Exercise material:
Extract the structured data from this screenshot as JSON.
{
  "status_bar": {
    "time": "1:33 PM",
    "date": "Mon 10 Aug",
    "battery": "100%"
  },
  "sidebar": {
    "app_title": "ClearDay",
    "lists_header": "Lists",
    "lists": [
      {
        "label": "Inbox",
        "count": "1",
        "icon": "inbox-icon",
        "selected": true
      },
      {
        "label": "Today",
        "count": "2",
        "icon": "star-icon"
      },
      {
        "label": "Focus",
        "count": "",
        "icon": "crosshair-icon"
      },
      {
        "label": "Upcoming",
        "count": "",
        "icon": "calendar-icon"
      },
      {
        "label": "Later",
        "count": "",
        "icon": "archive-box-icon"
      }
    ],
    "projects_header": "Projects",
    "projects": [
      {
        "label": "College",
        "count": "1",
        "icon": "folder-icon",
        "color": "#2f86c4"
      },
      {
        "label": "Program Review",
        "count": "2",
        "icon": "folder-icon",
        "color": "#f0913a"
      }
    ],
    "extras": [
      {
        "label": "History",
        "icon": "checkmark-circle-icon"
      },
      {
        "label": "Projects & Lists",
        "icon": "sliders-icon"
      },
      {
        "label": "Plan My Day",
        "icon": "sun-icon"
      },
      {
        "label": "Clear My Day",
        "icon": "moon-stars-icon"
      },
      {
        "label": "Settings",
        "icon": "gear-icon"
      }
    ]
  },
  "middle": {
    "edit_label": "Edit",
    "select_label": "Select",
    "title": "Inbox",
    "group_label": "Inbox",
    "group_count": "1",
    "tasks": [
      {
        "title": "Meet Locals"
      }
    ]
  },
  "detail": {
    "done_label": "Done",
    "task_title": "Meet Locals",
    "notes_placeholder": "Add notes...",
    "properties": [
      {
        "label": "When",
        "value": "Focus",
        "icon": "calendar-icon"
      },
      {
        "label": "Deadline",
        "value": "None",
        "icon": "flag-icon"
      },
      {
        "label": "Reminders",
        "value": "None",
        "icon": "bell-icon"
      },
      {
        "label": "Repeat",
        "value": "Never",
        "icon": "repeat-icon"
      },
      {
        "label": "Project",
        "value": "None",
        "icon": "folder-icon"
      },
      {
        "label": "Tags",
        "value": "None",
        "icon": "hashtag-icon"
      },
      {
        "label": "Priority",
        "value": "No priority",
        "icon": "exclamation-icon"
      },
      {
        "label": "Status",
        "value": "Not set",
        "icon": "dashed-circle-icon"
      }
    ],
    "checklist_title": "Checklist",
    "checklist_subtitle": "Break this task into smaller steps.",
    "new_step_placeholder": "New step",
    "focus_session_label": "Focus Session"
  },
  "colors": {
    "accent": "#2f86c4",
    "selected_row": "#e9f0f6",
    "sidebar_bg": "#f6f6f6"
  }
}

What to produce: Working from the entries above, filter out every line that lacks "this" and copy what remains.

Exercise result:
Extract the structured data from this screenshot as JSON.
    "checklist_subtitle": "Break this task into smaller steps.",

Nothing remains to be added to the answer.